# Exercise instructions
Lines that contain the string "National" are the ones to list; copy all of them from the records.

Excerpts from a dataset:

------------------------------------------------------------

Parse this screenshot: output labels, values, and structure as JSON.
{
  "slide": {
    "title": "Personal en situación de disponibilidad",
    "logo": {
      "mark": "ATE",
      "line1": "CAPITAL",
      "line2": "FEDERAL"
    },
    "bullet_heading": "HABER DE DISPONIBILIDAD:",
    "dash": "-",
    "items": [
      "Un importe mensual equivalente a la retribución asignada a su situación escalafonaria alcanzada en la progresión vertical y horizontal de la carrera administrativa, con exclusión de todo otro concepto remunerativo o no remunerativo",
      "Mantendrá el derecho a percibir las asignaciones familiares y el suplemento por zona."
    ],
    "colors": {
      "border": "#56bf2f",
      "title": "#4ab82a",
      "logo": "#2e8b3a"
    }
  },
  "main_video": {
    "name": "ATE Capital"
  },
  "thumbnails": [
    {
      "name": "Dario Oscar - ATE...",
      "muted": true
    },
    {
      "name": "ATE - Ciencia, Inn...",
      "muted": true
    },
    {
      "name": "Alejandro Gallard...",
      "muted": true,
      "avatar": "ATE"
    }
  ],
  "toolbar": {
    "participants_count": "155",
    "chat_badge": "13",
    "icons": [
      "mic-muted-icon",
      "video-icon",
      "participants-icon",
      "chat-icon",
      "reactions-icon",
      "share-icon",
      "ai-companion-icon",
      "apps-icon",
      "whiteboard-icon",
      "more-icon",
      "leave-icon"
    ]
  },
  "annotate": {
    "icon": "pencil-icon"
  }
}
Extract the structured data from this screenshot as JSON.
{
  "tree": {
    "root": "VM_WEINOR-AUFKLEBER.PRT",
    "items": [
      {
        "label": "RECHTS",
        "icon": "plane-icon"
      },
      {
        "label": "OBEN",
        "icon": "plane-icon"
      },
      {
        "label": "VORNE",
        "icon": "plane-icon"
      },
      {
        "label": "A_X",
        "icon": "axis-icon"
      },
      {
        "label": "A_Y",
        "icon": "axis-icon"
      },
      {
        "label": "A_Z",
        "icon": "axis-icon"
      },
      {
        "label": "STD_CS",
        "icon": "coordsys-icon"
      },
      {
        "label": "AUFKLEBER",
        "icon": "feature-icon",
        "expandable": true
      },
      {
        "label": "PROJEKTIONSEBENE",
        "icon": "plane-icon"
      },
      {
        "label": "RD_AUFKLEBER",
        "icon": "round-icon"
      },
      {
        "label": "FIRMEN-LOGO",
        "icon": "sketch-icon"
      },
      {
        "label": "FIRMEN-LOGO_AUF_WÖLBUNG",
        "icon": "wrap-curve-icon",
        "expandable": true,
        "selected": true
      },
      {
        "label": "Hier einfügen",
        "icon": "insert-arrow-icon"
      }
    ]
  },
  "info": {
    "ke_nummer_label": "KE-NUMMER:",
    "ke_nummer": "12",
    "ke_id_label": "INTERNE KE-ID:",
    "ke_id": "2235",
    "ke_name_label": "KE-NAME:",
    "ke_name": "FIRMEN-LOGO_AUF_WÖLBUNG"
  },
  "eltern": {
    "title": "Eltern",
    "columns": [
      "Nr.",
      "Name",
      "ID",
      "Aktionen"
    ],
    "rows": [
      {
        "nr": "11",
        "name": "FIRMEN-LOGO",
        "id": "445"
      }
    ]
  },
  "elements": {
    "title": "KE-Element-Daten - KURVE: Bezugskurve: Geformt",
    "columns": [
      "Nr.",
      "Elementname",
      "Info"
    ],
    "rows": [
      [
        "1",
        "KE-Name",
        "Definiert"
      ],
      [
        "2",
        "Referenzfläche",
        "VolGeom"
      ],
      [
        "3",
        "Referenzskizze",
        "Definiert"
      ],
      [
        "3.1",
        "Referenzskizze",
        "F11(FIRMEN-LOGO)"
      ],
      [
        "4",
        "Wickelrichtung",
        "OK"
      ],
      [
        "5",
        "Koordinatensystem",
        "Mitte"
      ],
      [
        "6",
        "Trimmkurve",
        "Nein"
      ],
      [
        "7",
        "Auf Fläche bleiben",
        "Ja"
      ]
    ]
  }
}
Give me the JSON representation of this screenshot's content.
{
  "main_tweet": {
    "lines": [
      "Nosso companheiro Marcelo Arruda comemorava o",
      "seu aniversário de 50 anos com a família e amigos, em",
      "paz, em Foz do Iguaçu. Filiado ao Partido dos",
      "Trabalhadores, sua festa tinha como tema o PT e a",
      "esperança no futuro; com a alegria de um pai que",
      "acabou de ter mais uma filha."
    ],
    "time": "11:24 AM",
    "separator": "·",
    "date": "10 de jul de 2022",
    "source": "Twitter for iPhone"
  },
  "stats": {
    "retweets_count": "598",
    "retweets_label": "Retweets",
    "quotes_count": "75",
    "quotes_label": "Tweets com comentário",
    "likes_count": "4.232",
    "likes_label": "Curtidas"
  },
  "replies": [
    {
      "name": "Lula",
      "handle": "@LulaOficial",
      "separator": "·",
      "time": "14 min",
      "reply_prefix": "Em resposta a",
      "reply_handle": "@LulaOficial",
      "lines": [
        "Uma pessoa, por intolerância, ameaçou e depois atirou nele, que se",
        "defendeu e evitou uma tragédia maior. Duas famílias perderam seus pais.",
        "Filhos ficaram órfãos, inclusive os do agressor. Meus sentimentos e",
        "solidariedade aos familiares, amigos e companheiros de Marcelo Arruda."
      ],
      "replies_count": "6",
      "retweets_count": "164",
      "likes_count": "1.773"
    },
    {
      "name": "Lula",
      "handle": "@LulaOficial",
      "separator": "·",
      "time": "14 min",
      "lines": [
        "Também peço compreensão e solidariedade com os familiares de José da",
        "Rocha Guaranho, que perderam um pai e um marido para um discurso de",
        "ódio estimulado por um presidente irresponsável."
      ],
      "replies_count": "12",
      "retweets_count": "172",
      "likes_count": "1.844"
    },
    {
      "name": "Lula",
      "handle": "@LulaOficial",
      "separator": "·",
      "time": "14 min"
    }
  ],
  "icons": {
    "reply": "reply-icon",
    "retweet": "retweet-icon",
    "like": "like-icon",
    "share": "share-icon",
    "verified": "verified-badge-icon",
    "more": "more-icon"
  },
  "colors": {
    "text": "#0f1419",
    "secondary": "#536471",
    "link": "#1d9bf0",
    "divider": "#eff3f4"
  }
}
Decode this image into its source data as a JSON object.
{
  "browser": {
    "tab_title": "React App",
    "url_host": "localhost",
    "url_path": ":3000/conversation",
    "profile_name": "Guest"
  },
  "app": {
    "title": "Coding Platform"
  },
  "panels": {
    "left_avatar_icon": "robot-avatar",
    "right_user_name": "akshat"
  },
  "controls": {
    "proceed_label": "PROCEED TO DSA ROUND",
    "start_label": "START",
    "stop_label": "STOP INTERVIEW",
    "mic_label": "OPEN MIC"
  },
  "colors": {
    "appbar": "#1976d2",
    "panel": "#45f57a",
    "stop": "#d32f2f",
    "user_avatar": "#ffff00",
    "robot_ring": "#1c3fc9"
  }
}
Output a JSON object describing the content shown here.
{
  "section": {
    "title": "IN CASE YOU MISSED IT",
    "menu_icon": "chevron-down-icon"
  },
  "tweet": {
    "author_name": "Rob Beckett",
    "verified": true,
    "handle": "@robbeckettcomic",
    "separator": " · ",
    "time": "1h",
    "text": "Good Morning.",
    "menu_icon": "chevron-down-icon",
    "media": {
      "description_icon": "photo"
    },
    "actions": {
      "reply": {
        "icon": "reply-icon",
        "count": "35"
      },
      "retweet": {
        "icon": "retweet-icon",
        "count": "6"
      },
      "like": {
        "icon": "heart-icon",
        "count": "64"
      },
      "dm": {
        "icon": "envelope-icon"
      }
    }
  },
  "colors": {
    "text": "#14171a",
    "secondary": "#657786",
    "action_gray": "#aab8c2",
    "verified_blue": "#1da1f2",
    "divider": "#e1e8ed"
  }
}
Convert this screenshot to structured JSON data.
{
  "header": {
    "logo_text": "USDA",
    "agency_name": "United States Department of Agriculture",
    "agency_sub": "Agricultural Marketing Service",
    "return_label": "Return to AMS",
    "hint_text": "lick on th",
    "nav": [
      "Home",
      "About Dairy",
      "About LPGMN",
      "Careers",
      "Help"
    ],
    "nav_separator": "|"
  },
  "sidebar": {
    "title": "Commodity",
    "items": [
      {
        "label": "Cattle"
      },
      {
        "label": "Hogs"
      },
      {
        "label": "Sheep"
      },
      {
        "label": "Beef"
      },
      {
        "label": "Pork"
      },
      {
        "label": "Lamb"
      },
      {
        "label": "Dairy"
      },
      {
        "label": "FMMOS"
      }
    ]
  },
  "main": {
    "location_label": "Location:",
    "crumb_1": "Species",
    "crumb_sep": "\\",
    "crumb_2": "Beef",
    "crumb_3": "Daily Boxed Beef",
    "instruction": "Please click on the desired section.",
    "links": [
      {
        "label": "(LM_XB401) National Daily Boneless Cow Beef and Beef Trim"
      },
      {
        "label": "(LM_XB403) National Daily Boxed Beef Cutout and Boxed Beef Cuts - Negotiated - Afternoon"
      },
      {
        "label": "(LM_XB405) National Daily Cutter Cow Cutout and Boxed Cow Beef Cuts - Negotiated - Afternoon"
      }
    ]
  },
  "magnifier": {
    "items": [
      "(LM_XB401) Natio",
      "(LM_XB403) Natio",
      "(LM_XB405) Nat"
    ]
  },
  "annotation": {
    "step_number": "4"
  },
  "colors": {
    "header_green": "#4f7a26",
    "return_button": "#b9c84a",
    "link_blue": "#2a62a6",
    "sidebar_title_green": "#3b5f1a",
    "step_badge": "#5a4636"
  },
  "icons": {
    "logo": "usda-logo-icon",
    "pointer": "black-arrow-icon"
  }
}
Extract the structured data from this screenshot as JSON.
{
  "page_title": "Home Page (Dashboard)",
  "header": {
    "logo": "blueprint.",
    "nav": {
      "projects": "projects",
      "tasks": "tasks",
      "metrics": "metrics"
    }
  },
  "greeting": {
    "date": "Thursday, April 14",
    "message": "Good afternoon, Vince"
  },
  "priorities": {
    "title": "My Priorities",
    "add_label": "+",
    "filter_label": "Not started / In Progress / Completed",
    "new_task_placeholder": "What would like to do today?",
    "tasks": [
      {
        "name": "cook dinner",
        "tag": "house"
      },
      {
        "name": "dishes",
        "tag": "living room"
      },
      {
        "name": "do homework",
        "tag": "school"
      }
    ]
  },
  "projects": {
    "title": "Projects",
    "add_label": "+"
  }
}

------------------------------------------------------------

# Answer space
        "label": "(LM_XB401) National Daily Boneless Cow Beef and Beef Trim"
        "label": "(LM_XB403) National Daily Boxed Beef Cutout and Boxed Beef Cuts - Negotiated - Afternoon"
        "label": "(LM_XB405) National Daily Cutter Cow Cutout and Boxed Cow Beef Cuts - Negotiated - Afternoon"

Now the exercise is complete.